Those Republican Congressional majorities then balanced the budget the supply side way, cutting tax rates, on investment, and cutting spending. They adopted the largest capital gains tax cut in history, reducing the rate by nearly 30%, from 28% to 20%. Despite that cut, actual capital gains revenues soared $84 billion higher for 1997 to 2000 than projected before the rate cut.
Total federal discretionary spending, as well as the subcategory of non-defense discretionary spending, declined from 1995 to 1996 in actual nominal dollars. In constant dollars, adjusted for inflation, the decline was 5.4%. By 2000, total federal discretionary spending was still about the same as it was in 1995 in constant dollars. As a percent of GDP, federal discretionary spending was slashed by 17.5% in just 4 years, from 1995 to 1999. Total federal spending relative to GDP declined from 1995 to 2000 by 12.5%, a reduction in the federal government relative to the economy of about one-eighth in just 5 short years.
This was accomplished not just by reducing discretionary spending, but through fundamental structural reforms of some programs, such as the old AFDC program. The Gingrich Congress succeeded in block granting that program back to the states, after further showdowns and vetoes from Clinton.
Those block grants replaced the old federal matching funding formula with fixed finite funding that left the states responsible for 100% of increased spending, but gaining 100% from any savings. With those radically reversed incentives, within a few years two thirds of those on the old AFDC program went to work, ultimately saving taxpayers 50% from where spending was heading under prior trends. But the poor going to work benefitted as well, with documented income increases of 25%.

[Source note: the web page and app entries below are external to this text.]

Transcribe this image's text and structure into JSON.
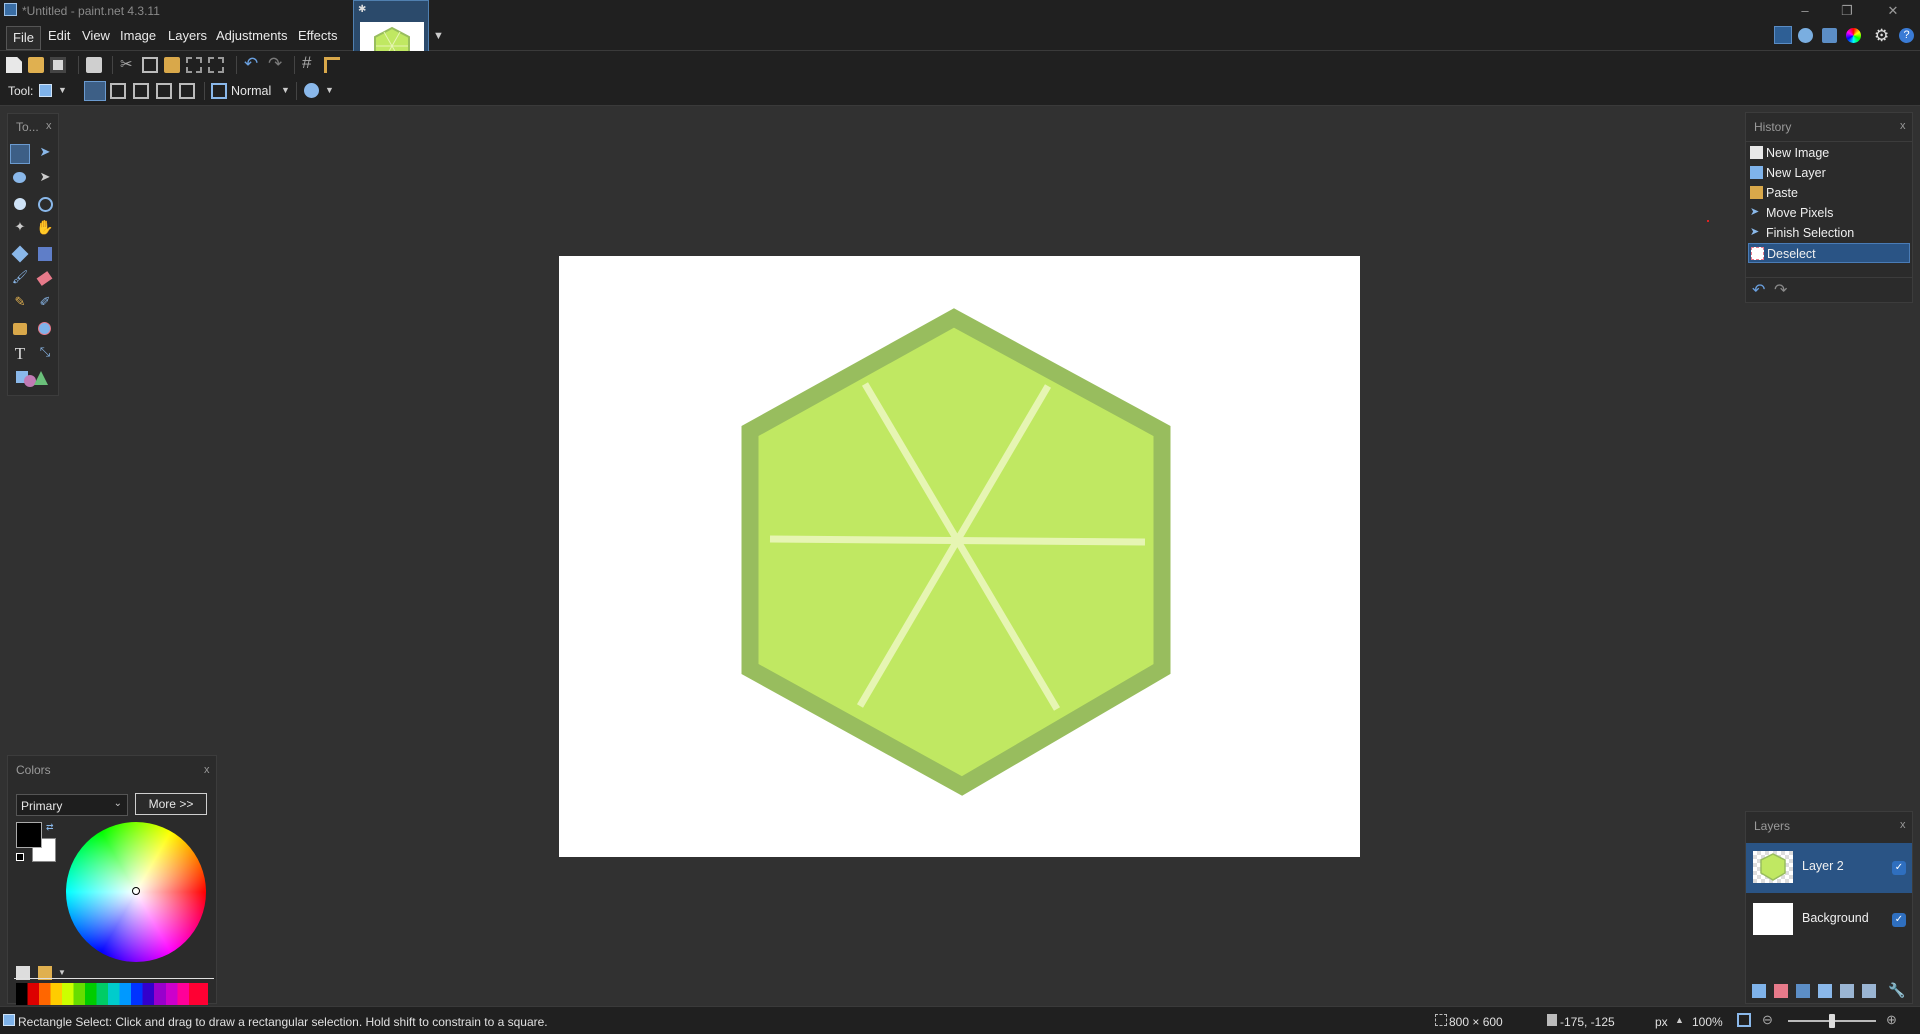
{
  "window": {
    "title": "*Untitled - paint.net 4.3.11",
    "controls": [
      "–",
      "❐",
      "✕"
    ]
  },
  "menu": [
    "File",
    "Edit",
    "View",
    "Image",
    "Layers",
    "Adjustments",
    "Effects"
  ],
  "toolbar": {
    "tool_label": "Tool:",
    "blend_mode": "Normal"
  },
  "tools_panel": {
    "title": "To...",
    "close": "x"
  },
  "history": {
    "title": "History",
    "close": "x",
    "items": [
      "New Image",
      "New Layer",
      "Paste",
      "Move Pixels",
      "Finish Selection",
      "Deselect"
    ],
    "selected_index": 5
  },
  "layers": {
    "title": "Layers",
    "close": "x",
    "items": [
      {
        "name": "Layer 2",
        "visible": true,
        "selected": true
      },
      {
        "name": "Background",
        "visible": true,
        "selected": false
      }
    ]
  },
  "colors": {
    "title": "Colors",
    "close": "x",
    "dropdown_value": "Primary",
    "more_label": "More >>",
    "primary": "#000000",
    "secondary": "#ffffff"
  },
  "canvas": {
    "shape_fill": "#c0e862",
    "shape_border": "#98bd5e",
    "segment_lines": "#e6f5b3"
  },
  "status": {
    "hint": "Rectangle Select: Click and drag to draw a rectangular selection. Hold shift to constrain to a square.",
    "image_size": "800 × 600",
    "cursor_pos": "-175, -125",
    "units": "px",
    "zoom": "100%"
  }
}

This is a model for further entitlement reform today. Gingrich also led his Republicans to adopt a phaseout of Depression era farm subsidy programs through Freedom to Farm, which was later unfortunately reversed under Speaker Hastert and President George W. Bush after Gingrich left.
The result of these policies was balanced budgets sooner than expected. The $200 billion annual federal deficits, which had prevailed for over 15 years, were transformed into record breaking surpluses by 1998, peaking at $236 billion by 2000. Over 4 years, the national debt held by the public was reduced by a record $560 billion in surpluses. When Gingrich left office, instead of CBO projections of $2.7 trillion in deficits over the next 10 years, CBO projected surpluses of $2.3 trillion over the next 10 years, a positive turnaround of $5 trillion.
This is what we need again today. But that is not what we will get from Romney’s establishment Republicans, who like the Bourbons of France, forget nothing, and learn nothing.
Since 1896, only Republicans who have campaigned on a pro-growth platform have been elected. Mitt Romney, instead of being the most electable, is firmly in the tradition of Thomas Dewey, Jerry Ford, Bob Dole, and John McCain.